Restore the previously created backup file /home/gitlab/gitlab/tmp/backups/20130125_11h35_1359131740_gitlab_backup.tar:

# sudo -u gitlab -H rake RAILS_ENV=production gitlab:backup:restore BACKUP=/home/gitlab/gitlab/tmp/backups/20130125_11h35_1359131740
Note: Backup folder is set in config/gitlab.yml. GitLab backup and restore is documented here.

Sending mails from Gitlab via SMTP

You might want to use a gmail (or other mail service) to send mails from your gitlab server. This avoids the need to install a mail daemon on the gitlab server.

Adjust smtp_settings.rb according to your mail server settings:

/usr/share/webapps/gitlab/config/initializers/smtp_settings.rb
if Rails.env.production?
  Gitlab::Application.config.action_mailer.delivery_method = :smtp

  Gitlab::Application.config.action_mailer.smtp_settings = {
    address:              'smtp.gmail.com',
    port:                 587,
    domain:               'gmail.com',
    user_name:            'username@gmail.com',
    password:             'application password',
    authentication:       'plain',
    enable_starttls_auto: true
  }
end

Gmail will reject mails received this way (and send you a mail that it did). You will need to disable secure authentication (follow the link in the rejection mail) to work around this. The more secure approach is to enable two-factor authentication for username@gmail.com and to set up an application password for this configuration file.

Troubleshooting

HTTPS is not green (gravatar not using https)

Redis caches gravatar images, so if you have visited your GitLab with http, then enabled https, gravatar will load up the non-secure images. You can clear the cache by doing

cd /usr/share/webapps/gitlab
RAILS_ENV=production bundle-2.3 exec rake cache:clear

as the gitlab user.

Errors after updating

After updating the package from the AUR, the database migrations and asset updates will sometimes fail. These steps may resolve the issue, if a simple reboot does not.

First, move to the gitlab installation directory.

# cd /usr/share/webapps/gitlab

If every gitlab page gives a 500 error, then the database migrations and the assets are probably stale. If not, skip this step.

# su - gitlab -s /bin/sh -c "cd '/usr/share/webapps/gitlab'; bundle-2.3 exec rake db:migrate RAILS_ENV=production"

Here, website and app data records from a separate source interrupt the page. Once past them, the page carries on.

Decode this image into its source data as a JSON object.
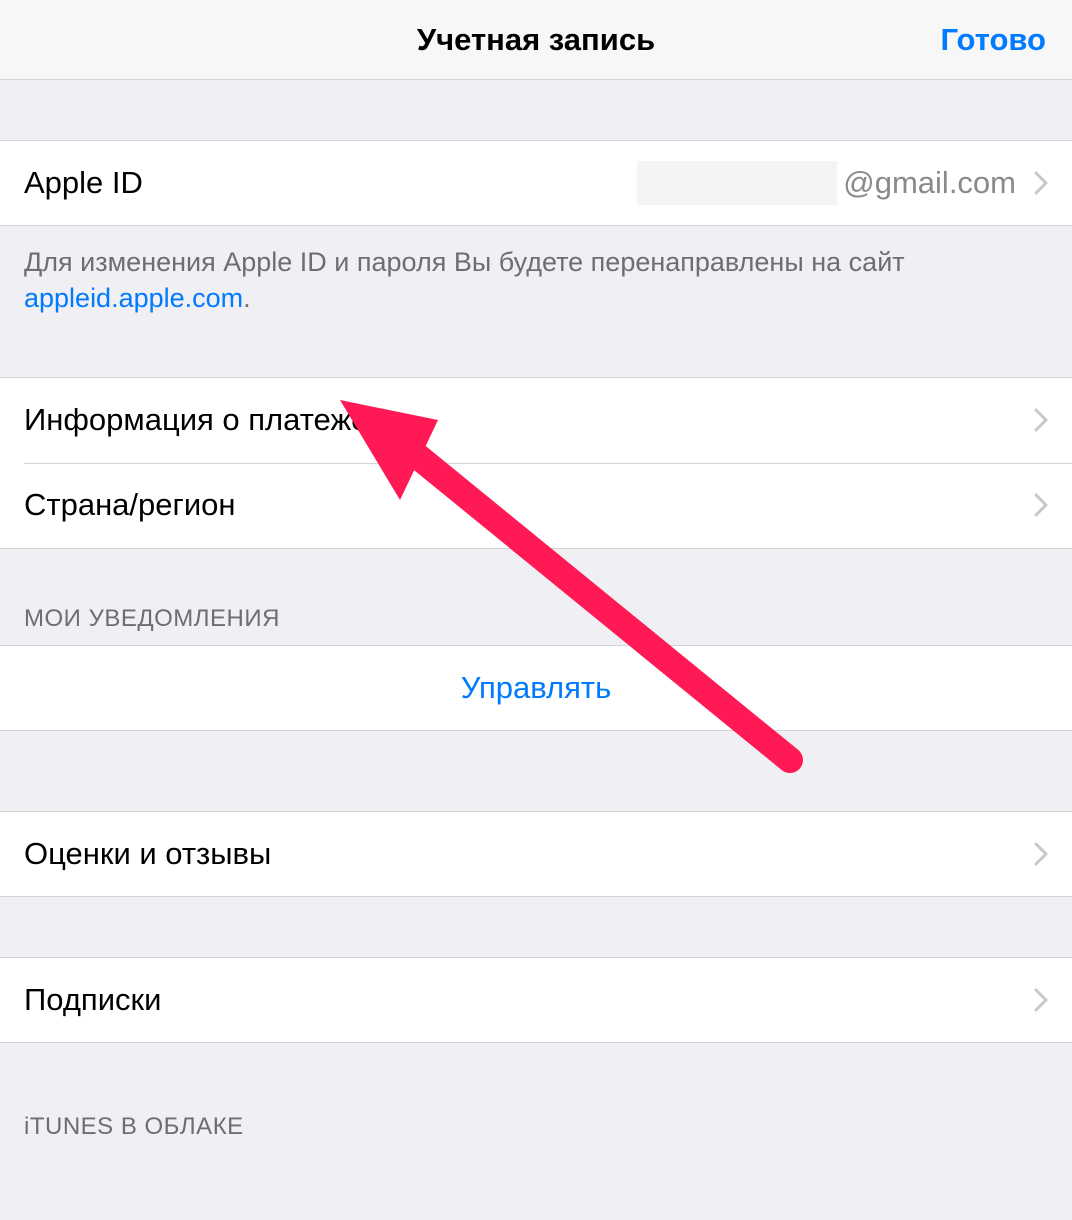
{
  "navbar": {
    "title": "Учетная запись",
    "done": "Готово"
  },
  "apple_id": {
    "label": "Apple ID",
    "value_suffix": "@gmail.com"
  },
  "apple_id_note": {
    "text_before": "Для изменения Apple ID и пароля Вы будете перенаправлены на сайт ",
    "link": "appleid.apple.com",
    "text_after": "."
  },
  "rows": {
    "payment_info": "Информация о платеже",
    "country_region": "Страна/регион",
    "ratings_reviews": "Оценки и отзывы",
    "subscriptions": "Подписки"
  },
  "sections": {
    "my_notifications": "МОИ УВЕДОМЛЕНИЯ",
    "itunes_cloud": "iTUNES В ОБЛАКЕ"
  },
  "actions": {
    "manage": "Управлять"
  },
  "annotation": {
    "arrow_color": "#ff1a55"
  }
}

If gitlab is constantly waiting for the deployment to finish, then the assets have probably not been recompiled.

# su - gitlab -s /bin/sh -c "cd '/usr/share/webapps/gitlab'; bundle-2.3 exec rake gitlab:assets:clean gitlab:assets:compile cache:clear RAILS_ENV=production"

Finally, restart the gitlab services and test your site.

# systemctl restart gitlab-unicorn gitlab-sidekiq gitlab-workhorse

Gitlab-Unicorn cannot access non-default repositories directory

If a custom repository storage directory is set in /home, disable the ProtectHome=true parameter in the gitlab-unicorn.service (see Systemd#Drop-in files and the relevant forum thread on gitlab.com).

See also